The lack of investor alarm over the jobs report was reflected in the CBOE Volatility Index or Vix <.VIX>, also known as Wall Street's fear gauge, which shed 6.1 percent to 18.20.

A separate report on Friday showed the U.S. services sector grew for an 11th straight month in November, according to the Institute for Supply Management, but the government said new U.S. factory orders dropped in October.

The Dow Jones industrial average <.DJI> dropped 21.83 points, or 0.19 percent, to 11,340.58. The Standard & Poor's 500 Index <.SPX> dropped 2.37 points, or 0.19 percent, to 1,219.16. But the Nasdaq Composite Index <.IXIC> gained 2.57 points, or 0.10 percent, to 2,581.92.

The S&P 500 faced strong technical resistance at about 1,228, near a recent high of more than two years and also the 61.8 percent Fibonacci retracement of the index's slide from October 2007 to March 2009, a key technical indicator.

Support for the benchmark kicks in at 1,200, which was recently a stubborn resistance point, and near 1,195, its 14-day moving average.

Also helping to curb stocks' decline was the euro's gain on Friday of more than 1 percent against the U.S. dollar to $1.3386. In recent weeks, the euro's moves have been tightly coupled with U.S. and global equities.

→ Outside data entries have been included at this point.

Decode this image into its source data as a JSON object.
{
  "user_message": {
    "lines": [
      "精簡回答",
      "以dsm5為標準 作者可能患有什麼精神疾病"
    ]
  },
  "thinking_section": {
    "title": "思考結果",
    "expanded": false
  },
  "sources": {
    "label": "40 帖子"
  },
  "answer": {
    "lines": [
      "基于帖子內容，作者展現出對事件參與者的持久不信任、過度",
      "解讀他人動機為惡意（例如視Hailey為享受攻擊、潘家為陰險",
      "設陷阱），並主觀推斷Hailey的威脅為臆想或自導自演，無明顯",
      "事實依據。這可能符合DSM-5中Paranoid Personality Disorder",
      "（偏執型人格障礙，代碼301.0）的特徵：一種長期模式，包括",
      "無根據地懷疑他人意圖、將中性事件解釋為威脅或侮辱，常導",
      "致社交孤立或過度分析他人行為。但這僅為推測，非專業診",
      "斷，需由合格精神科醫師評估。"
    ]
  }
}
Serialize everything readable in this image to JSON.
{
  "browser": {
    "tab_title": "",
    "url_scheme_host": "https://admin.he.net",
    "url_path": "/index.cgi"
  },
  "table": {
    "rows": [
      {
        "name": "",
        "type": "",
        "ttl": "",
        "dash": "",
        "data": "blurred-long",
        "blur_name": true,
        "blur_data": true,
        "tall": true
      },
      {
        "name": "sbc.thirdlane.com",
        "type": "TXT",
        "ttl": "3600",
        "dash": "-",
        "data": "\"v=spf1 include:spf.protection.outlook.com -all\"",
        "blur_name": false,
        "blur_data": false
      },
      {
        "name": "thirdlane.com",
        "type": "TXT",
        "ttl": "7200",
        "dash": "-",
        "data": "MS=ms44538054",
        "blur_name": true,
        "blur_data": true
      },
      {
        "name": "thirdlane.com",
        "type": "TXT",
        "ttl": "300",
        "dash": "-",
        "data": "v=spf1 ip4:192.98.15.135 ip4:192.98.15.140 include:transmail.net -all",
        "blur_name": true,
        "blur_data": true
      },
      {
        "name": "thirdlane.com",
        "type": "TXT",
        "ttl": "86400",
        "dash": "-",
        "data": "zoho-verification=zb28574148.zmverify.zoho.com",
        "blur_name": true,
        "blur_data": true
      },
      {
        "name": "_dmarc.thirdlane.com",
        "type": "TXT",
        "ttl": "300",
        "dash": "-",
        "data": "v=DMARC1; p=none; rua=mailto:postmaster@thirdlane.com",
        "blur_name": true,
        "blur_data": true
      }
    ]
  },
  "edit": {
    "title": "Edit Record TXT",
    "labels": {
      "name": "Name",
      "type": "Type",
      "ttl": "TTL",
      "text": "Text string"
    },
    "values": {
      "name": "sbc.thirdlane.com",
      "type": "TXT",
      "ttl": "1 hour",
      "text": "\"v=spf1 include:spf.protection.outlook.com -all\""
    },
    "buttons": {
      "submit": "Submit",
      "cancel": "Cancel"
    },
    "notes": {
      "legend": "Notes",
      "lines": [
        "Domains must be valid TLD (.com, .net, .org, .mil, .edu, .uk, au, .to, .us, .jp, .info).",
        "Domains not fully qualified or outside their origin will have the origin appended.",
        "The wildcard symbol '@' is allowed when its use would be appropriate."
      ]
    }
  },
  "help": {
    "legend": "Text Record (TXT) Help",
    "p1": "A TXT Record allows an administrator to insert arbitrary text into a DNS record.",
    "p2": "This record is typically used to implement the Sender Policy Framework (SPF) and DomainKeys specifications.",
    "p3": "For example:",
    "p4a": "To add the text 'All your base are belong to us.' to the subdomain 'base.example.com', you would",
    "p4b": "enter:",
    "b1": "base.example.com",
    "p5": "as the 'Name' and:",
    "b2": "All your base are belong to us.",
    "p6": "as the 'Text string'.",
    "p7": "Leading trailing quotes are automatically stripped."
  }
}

The weaker dollar helped boost commodity-related stocks. The S&P materials index<.GSPM> gained 0.3 percent, led by a 3.3 percent gain in Newmont Mining Corp to $62.37.

In company news, U.S.-based mining group Walter Energy Inc agreed to buy Canada's Western Coal Corp for about $3.25 billion to create the world's leading metallurgical coal producer. Walter added 1.2 percent to $106.88.

(Reporting by Chuck Mikolajczak; Editing by Jan Paschal)